Manufacturing raw materials and components move southbound at a rate of about 200-300 trucks/day, while finished goods move northbound at a rate of about 500-600 trucks/day (La Asociacion de Maquiladoras de Sonora interview 2015).

Key trends affecting Nogales, Arizona commerce include:

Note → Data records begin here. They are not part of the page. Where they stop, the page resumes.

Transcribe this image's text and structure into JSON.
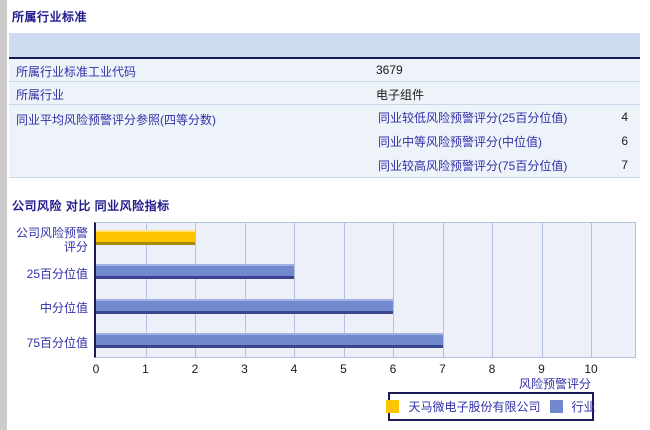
{
  "section1": {
    "title": "所属行业标准",
    "rows": [
      {
        "label": "所属行业标准工业代码",
        "value": "3679"
      },
      {
        "label": "所属行业",
        "value": "电子组件"
      }
    ],
    "group_row": {
      "label": "同业平均风险预警评分参照(四等分数)",
      "sub_rows": [
        {
          "label": "同业较低风险预警评分(25百分位值)",
          "value": "4"
        },
        {
          "label": "同业中等风险预警评分(中位值)",
          "value": "6"
        },
        {
          "label": "同业较高风险预警评分(75百分位值)",
          "value": "7"
        }
      ]
    }
  },
  "section2": {
    "title": "公司风险 对比 同业风险指标"
  },
  "chart_data": {
    "type": "bar",
    "orientation": "horizontal",
    "title": "",
    "xlabel": "风险预警评分",
    "ylabel": "",
    "xlim": [
      0,
      10
    ],
    "xticks": [
      0,
      1,
      2,
      3,
      4,
      5,
      6,
      7,
      8,
      9,
      10
    ],
    "grid": true,
    "categories": [
      "公司风险预警\n评分",
      "25百分位值",
      "中分位值",
      "75百分位值"
    ],
    "values": [
      2,
      4,
      6,
      7
    ],
    "bar_series_index": [
      0,
      1,
      1,
      1
    ],
    "series": [
      {
        "name": "天马微电子股份有限公司",
        "fill": "#FDC500",
        "edge_light": "#FFE37A",
        "edge_dark": "#A98B00"
      },
      {
        "name": "行业",
        "fill": "#7289D0",
        "edge_light": "#9FB0E2",
        "edge_dark": "#3A458E"
      }
    ],
    "legend_position": "bottom",
    "plot_bg": "#EDF0F8",
    "gridline_color": "#B4C2E2",
    "axis_color": "#191955"
  },
  "colors": {
    "section_title": "#221C8E",
    "label_text": "#3030A8",
    "value_text": "#1A1A1A",
    "table_header_bg": "#CDDCF0",
    "table_row_bg": "#EEF2F9",
    "table_divider": "#C9D7EB",
    "dark_border": "#191955"
  }
}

    • Arizona exports to Mexico (primarily through Nogales) grew 39.6% from 2005-2014. On average, about $6.6 billion moves southbound and $10 billion moves northbound annually
    • Electric products increased in 2014: imports were up 4.5% and exports were up 3.7%
    • Transportation manufacturing products increased in 2014: imports were up 22% and exports increased 13.7%
  • Current border policy and proximity create focus in Nogales, Arizona for cross-border logistics, warehousing and trucking activity supporting maquilas in Mexico
    • The foreign trade zone in Nogales, Arizona offers offers management of customs duties and fees, as well as potential benefits in the areas of inventory tax, and federal and state taxes and fees
    • Managing cross-border movement of goods is made simpler with logistics, warehousing and trucking infrastructure on both sides of the border, although with parent companies outside the region, there can be warehousing further north
    • One Phoenix-based electronics reseller has a 125,000 square foot facility in Nogales, Sonora that features both a distribution center and a value added assembly operation, but also has warehouse space in Nogales, Arizona
  • Increasing cost-competitiveness of near-shoring makes Mexico an attractive choice for manufacturers locating closer to US and Latin American consumer markets:
    • Maquilas are competitive on three fronts: shrinking labor costs differential to China, short supply chain to the US and Canada, and liberal trade policies
    • In automotive manufacturing, a key Mexico industry cluster, average hourly labor costs of $38-58 in the US, $52 in Germany and $16-30 in China are less competitive with $8/hour in Mexico. The US demand for 11.4 million automobiles has a gap in US production that is well served by Mexican production, which is growing in both the consumer and commercial segments
    • Automotive components (e.g., cables and harnesses) are produced by companies for US and Mexican markets.
  • Similar to the produce industry, pressure to provide broader solutions for national customers is driving brokers serving the manufacturing industry to integrate new information technologies, open multiple offices across California, Arizona and Texas ports, and collaborate with new partners to deliver end-to-end solutions for customers.
    • Nogales customs brokers have implemented technologies like the Automated Broker Interface in the 1980’s for electronic filing in order to stay competitive with technical advances. These brokers are positioning for flexibility of import activity across the US-Mexico border by successful application and issuance of the National Customs Permit allowing remote location filing nationwide, together with affiliating with two other custom houses, Casas International and Daniel Hastings, Inc. to create flexible multi-region customs service

"A Greater Nogales" coalition in partnership with: